The task:
Find the string "License" in the data, then copy every line where it is found.

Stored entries
-*-*-

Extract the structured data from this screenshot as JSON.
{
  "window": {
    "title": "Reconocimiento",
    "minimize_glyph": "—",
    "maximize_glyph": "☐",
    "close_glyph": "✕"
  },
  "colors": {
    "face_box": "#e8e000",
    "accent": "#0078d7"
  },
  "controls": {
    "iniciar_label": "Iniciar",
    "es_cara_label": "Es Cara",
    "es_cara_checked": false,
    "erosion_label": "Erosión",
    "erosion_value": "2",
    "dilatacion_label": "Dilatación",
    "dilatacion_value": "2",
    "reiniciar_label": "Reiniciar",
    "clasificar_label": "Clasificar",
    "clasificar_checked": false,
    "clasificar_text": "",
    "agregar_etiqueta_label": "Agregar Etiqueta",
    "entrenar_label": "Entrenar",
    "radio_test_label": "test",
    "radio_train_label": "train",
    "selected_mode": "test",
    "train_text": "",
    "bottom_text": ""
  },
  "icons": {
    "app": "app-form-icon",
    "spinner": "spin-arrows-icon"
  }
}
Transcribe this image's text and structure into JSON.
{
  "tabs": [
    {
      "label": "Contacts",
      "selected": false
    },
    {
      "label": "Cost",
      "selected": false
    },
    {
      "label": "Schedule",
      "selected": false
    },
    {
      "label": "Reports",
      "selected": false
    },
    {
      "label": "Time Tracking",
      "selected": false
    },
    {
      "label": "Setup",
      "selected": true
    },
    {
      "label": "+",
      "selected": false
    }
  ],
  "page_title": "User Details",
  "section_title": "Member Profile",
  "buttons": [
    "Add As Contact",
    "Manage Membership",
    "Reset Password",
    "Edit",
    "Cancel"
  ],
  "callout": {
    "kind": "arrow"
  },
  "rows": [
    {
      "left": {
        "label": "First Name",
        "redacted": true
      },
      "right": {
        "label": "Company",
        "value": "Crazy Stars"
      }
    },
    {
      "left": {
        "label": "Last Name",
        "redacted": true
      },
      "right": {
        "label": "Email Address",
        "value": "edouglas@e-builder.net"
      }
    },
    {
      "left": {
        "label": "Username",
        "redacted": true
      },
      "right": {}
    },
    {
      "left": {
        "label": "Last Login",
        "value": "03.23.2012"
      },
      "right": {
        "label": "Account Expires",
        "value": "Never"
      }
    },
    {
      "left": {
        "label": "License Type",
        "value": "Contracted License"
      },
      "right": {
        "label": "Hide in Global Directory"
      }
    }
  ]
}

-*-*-

Solution to the exercise:
        "label": "License Type",
        "value": "Contracted License"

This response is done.